I was diagnosed with stage 4 neuroblastoma on my mother’s 24th birthday, January 13, 1983. I had been walking funny, holding on to walls and furniture to maintain my balance, and falling down a lot. All toddlers walk funny, a nurse told my concerned mother at my regular checkup. It’s nothing to worry about. But after the nurse saw me walk, she noticed that I hyperextended one of my legs and she thought there was something wrong with my hips. I was seen by a pediatrician and he was concerned that I might have a brain tumor, because one of my eyes was crossed. A CT ruled that out, and I was admitted to Seattle Children’s Hospital for urine collection. When my numbers came back abnormal, they used an ultrasound and found my tumor. It was attached to my right kidney, extending to my left, and partially wrapped around my aorta. There were cancer cells in my lymph nodes too. It was stage 4 neuroblastoma.

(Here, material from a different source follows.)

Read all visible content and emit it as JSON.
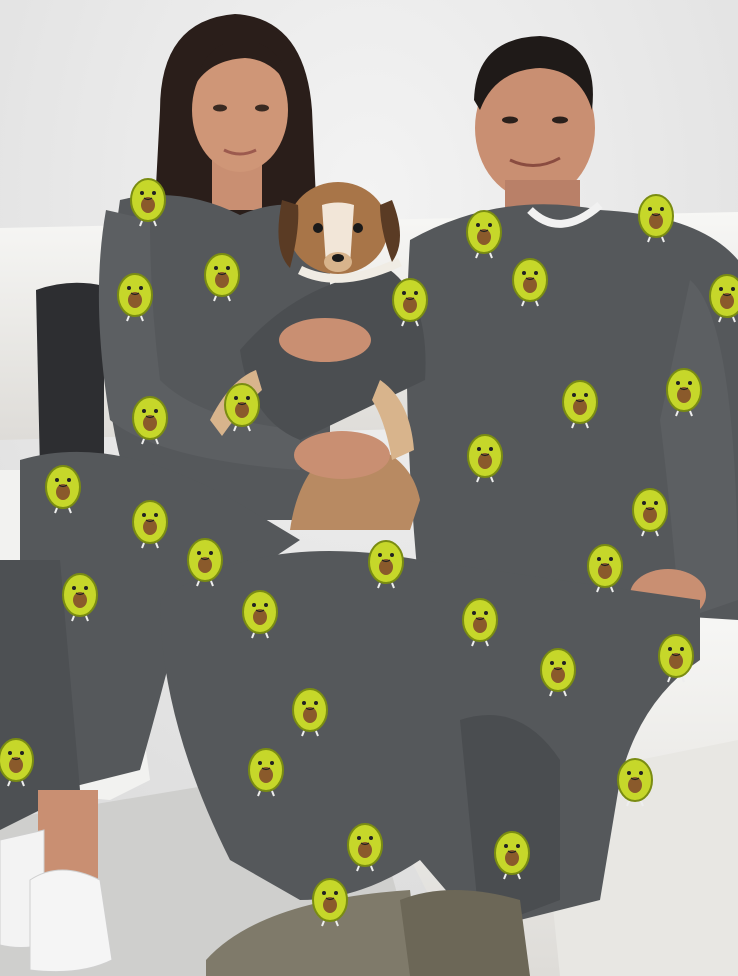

My treatment protocol included 2 major surgeries, chemotherapy, and some radiation. I fought every procedure when I could – I didn’t understand why these things were being done to me, why they continued to be done to me. They had to tie every inch of me down for radiation, just to get me to hold still. Sometimes the nurses would come into my hospital room to find me with my favorite blanket covering every inch of my body (I figured if they couldn’t see me, they couldn’t do anything) except my head. I screamed and cried “non’t!” it was a combination of no and don’t to get my point across, but it never worked. Everybody else was bigger and stronger than me and I cried so much. Music was the only thing that seemed to soothe me. I loved Michael Jackson the most. When I lost my hair to chemo, it made me so mad I took to wearing bonnets and hats in public.
In May 1984, I was taken to the hospital burning up and screaming that my legs hurt. I had viral encephalitis, and because I was still getting chemo, my immune system was wiped out and I couldn’t fight it. The infection escalated and damaged my brain stem. I spent about two weeks in the ICU in a semi coma, though I would have moments where I would wake up and just cry. When asked if I wanted to be picked up and held, I would vehemently shake my head. My body was limp and the thought of being picked up when I couldn’t hold my head up terrified me.

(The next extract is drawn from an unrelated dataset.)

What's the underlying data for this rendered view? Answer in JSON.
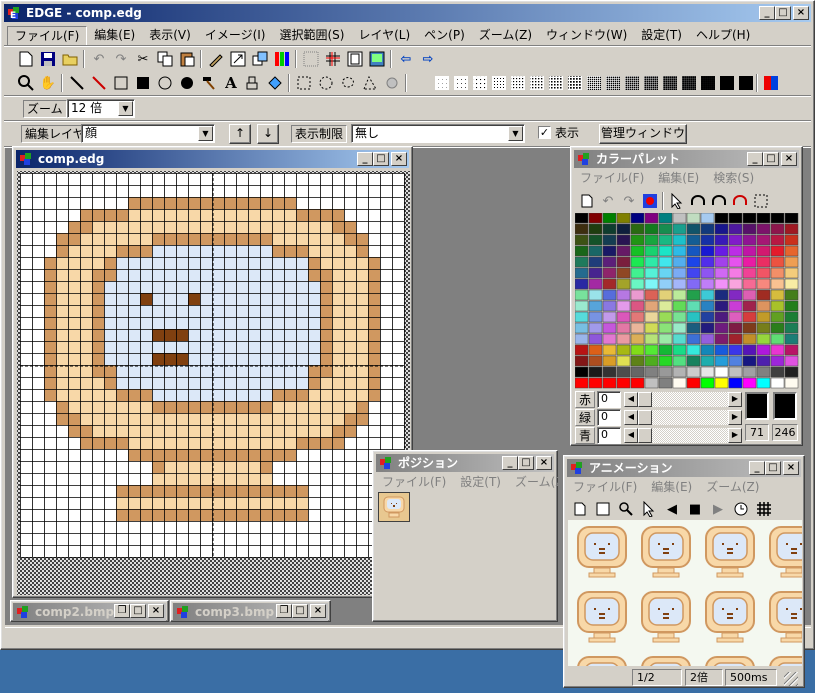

The damage to my brain stem was permanent. People look at me today and think I have cerebral palsy, and that’s fair. But I wasn’t born like this. I became like this because of childhood cancer, because nobody knew anything about treating cancer in kids back in the 1980s. Even today, they don’t treat it like they should because childhood cancer only gets less than 4% of federal funding. I was treated with made-for-adults drugs, and kids are still being treated with the same drugs. 43 children are diagnosed every day, and 7 more children die in the USA. Worldwide, those numbers only get larger, and it’s not okay! The media calls it rare, but it’s not. They just say that because it makes people feel better, to know that THAT child got it, and not theirs. I was one of those children on January 13, 1983.

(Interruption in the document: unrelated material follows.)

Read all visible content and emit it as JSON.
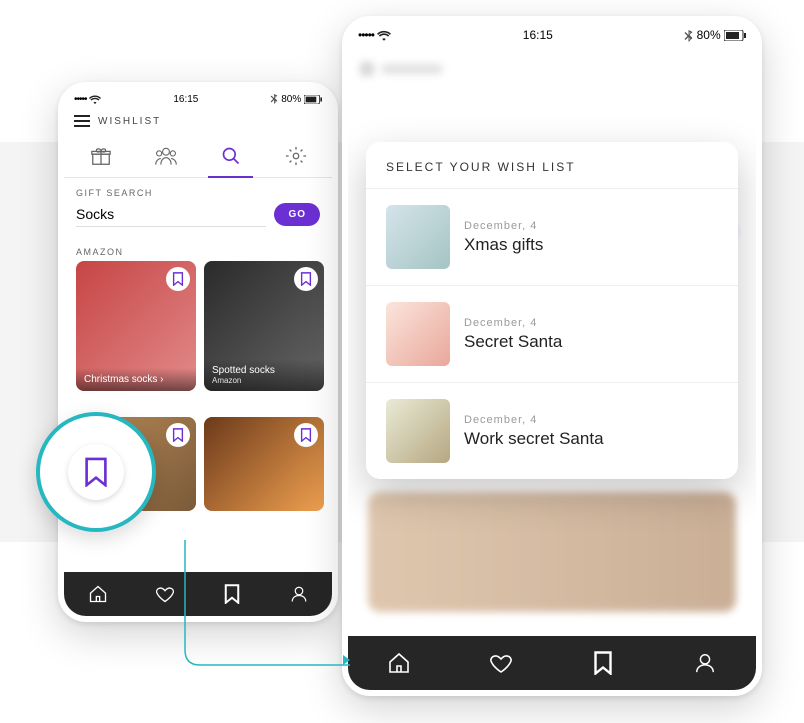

Cancer changed my life in irrevocable ways. I always say, I wouldn’t wish my childhood on anyone, and I will never stop saying that. The right side of my body was affected the most by the damage from the encephalitis, and I have balance issues. I was once right handed, but now my left is my dominant hand. I have hearing loss, a speech impairment, and scoliosis due to radiation damage. At age 35, I still live with my parents. I can’t drive. I can’t work because my communication skills are limited, but I can write, and I can be a voice for the kids who have cancer today. And I am.
Danielle Cloakey is a childhood cancer survivor and advocate who loves reading and writing.